But UAE authorities are seriously looking into a claim by a militant group that it was responsible for bringing the plane down.
Al Qaeda in the Arabian Peninsula, the Yemen-based arm of the al Qaeda terrorist network, claimed responsibility on Friday for the September 3 crash, which killed two pilots aboard, and last week's foiled plot to send parcel bombs to U.S. synagogues.
"The investigators did not report any explosion, only a fire in the cabin," Dahi Khalfan Tamim, Dubai's police chief, told CNN on Saturday. "Dubai police investigations revealed that an explosive parcel would have blown up the plane into pieces."
WAM, the United Arab Emirates News Agency, quotes the UAE's General Civil Aviation Authority on Saturday as saying that probe did not uncover evidence of a blast on board.
However, the authority said, officials are taking the claim seriously and it is under investigation.
Investigators said earlier this month they had failed to turn up any evidence that terrorism was involved in that crash, which killed the two pilots aboard, according to a U.S. government official.
About 45 minutes after UPS Flight 6 departed Dubai International Airport for Cologne, Germany, the crew declared an emergency due to smoke in the cockpit. They asked to return to Dubai, but shortly before the plane could get to the airport, it crashed.
Officials in the United Arab Emirates have said -- and a U.S. official confirmed -- that the plane's cockpit voice recorder has been examined and nothing on it indicates an explosion. Explosions have distinctive sound signatures, and that would have been recorded on the device, the official said.
The UAE said it has "eliminated the possibility of an onboard explosion, following a detailed onsite investigation of the wreckage."
White House counterterrorism chief John Brennan said Sunday that the United States is "looking very carefully" at the September crash to see if it could be related to the recent terror threat involving cargo aircraft.
A U.S. counterterrorism official said Friday that while "there are very strong indications that AQAP was responsible for plotting last week's disrupted cargo plane plot ... we can't confirm at this point their claims about the early September incident."
The latest threat was revealed October 29 when authorities in the United Arab Emirates and Britain found two explosives-laden packages sent from Yemen that were addressed to synagogues in Chicago, Illinois.
The statement by AQAP said that since Western media did not link the September UPS plane crash to the group, "we decided not to announce it so we could carry on a similar operation."
"We did that this time using two devices, one of which was sent via the American UPS company and the other via the American FedEx company," the statement said.

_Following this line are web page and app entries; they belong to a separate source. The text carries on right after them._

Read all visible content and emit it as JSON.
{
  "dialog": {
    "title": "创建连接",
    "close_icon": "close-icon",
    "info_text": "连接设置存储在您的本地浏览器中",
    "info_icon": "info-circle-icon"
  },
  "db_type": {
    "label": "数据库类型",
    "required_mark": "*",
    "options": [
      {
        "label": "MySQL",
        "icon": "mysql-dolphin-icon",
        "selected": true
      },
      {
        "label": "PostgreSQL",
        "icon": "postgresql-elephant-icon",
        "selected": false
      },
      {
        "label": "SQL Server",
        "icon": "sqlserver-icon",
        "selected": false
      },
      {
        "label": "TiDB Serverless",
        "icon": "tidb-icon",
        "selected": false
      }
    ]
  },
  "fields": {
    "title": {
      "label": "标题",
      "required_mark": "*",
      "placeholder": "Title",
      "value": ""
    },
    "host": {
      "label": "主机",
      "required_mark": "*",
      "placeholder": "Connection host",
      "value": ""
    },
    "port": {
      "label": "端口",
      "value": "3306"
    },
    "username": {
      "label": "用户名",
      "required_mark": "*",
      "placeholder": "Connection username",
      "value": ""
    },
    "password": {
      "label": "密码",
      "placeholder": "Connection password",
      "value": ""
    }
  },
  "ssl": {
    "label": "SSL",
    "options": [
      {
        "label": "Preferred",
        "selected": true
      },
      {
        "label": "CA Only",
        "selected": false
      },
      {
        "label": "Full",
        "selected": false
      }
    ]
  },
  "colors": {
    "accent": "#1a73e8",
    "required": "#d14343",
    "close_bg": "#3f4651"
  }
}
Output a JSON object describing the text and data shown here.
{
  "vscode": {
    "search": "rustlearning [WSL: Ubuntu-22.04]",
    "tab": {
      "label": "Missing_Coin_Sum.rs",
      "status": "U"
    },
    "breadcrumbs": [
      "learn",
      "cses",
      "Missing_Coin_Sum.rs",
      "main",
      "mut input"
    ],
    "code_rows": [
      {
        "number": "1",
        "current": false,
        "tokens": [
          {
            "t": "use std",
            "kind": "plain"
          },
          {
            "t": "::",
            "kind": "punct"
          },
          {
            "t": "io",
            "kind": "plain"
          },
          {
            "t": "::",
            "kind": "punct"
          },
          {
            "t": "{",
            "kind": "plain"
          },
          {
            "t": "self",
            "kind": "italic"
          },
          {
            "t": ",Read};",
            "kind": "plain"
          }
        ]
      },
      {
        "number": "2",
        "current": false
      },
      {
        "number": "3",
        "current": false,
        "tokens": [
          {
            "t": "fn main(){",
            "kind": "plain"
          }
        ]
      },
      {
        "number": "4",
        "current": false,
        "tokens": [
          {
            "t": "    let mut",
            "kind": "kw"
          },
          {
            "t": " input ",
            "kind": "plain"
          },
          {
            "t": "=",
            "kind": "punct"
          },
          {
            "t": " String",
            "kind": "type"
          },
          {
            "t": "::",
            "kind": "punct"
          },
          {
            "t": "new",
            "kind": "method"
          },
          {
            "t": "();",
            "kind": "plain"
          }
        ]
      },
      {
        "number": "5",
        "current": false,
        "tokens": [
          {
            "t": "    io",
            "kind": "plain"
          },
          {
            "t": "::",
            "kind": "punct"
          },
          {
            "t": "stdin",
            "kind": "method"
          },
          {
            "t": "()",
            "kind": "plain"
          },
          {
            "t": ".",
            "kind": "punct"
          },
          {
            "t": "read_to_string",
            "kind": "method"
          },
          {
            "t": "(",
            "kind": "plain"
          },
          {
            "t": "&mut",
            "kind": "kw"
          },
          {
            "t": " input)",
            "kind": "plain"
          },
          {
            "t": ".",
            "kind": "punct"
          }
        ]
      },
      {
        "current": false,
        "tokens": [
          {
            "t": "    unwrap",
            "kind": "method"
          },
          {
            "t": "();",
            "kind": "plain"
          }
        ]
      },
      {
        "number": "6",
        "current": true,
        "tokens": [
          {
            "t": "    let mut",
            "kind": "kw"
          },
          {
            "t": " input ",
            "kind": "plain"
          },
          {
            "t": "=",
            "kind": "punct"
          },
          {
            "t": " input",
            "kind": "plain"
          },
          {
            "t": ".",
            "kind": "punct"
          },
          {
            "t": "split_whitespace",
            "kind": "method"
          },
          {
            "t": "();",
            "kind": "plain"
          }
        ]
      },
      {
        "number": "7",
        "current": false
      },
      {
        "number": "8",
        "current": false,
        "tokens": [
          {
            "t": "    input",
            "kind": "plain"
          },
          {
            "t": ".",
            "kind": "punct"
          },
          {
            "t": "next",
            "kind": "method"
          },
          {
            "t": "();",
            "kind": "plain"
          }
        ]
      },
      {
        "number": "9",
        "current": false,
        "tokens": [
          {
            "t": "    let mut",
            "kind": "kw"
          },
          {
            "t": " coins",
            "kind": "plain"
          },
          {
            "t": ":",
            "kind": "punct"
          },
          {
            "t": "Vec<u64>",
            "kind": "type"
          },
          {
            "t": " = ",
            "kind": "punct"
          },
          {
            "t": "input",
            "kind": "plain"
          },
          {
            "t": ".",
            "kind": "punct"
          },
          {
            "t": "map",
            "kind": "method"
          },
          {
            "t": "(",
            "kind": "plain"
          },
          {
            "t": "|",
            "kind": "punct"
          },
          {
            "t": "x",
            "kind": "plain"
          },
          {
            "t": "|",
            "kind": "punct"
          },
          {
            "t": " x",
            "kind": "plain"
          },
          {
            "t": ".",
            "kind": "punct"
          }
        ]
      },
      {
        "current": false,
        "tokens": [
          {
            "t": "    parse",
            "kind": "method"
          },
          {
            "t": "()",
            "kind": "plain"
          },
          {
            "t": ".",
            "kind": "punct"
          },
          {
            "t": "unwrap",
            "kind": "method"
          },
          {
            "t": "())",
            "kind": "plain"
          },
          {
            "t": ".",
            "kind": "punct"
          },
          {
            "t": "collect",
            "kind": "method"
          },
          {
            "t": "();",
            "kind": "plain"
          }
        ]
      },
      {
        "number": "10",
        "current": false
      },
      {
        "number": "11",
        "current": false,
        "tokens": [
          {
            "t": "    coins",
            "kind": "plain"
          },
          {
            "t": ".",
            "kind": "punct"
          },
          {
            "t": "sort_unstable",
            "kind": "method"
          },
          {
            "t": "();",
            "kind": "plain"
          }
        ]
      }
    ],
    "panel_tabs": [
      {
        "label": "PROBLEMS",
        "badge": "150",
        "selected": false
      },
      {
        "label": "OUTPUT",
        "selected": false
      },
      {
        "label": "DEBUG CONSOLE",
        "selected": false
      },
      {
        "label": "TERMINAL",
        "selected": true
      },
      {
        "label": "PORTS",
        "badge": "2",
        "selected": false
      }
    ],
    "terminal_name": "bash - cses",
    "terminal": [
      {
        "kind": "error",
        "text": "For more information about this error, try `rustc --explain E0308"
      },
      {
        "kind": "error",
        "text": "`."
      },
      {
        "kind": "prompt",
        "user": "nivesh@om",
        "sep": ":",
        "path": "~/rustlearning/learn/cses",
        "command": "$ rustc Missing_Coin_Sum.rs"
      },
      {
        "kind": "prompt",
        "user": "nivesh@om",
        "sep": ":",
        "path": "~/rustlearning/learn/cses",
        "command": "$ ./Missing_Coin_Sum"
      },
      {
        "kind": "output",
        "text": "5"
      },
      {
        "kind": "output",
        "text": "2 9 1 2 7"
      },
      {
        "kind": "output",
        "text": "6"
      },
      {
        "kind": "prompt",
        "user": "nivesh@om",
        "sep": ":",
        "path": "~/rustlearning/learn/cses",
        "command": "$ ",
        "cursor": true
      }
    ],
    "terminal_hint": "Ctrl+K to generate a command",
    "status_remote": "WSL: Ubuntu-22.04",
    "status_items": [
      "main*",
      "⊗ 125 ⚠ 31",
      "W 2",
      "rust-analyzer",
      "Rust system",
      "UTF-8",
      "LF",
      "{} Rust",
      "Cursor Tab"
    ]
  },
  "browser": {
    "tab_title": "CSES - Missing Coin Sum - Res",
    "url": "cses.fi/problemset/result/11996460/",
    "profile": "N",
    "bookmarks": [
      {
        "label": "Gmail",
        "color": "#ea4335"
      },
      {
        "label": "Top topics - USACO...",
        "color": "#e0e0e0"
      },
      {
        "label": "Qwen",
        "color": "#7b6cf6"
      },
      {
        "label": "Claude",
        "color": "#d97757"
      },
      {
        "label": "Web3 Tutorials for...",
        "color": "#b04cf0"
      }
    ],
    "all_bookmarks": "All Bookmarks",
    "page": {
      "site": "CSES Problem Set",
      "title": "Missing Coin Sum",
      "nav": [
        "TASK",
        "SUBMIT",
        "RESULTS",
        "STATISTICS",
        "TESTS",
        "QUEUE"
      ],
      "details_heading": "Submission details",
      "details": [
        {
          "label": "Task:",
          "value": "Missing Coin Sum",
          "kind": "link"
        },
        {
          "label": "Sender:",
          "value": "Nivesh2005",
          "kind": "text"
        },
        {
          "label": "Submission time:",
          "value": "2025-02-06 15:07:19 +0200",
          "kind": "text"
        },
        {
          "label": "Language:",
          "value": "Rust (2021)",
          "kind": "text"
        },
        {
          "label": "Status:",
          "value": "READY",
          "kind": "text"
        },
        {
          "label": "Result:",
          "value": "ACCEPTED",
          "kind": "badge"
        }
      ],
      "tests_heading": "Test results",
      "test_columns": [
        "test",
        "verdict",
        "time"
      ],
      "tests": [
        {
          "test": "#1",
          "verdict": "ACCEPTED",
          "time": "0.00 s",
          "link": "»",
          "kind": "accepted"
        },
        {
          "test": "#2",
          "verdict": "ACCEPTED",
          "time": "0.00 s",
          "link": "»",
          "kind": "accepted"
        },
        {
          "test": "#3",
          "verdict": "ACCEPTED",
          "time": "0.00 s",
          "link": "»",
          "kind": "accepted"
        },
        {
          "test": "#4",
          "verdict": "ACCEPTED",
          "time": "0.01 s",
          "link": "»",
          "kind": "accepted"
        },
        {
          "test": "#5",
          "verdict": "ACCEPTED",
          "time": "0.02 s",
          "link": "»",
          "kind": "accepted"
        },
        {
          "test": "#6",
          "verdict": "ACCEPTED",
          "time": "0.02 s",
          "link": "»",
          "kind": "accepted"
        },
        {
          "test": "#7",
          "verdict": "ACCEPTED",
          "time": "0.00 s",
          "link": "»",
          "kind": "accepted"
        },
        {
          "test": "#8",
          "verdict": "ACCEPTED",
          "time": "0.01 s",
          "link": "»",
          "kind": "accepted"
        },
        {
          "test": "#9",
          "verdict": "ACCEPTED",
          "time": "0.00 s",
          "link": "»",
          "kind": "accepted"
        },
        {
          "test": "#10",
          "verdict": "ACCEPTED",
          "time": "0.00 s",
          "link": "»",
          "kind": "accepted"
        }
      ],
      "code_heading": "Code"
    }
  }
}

The statement said its "developed bombs will allow us the opportunity to detonate them in the air or after their arrival to their ultimate destination and they are designed to pass through all detectors."
CNN's Rima Maktabi contributed to this report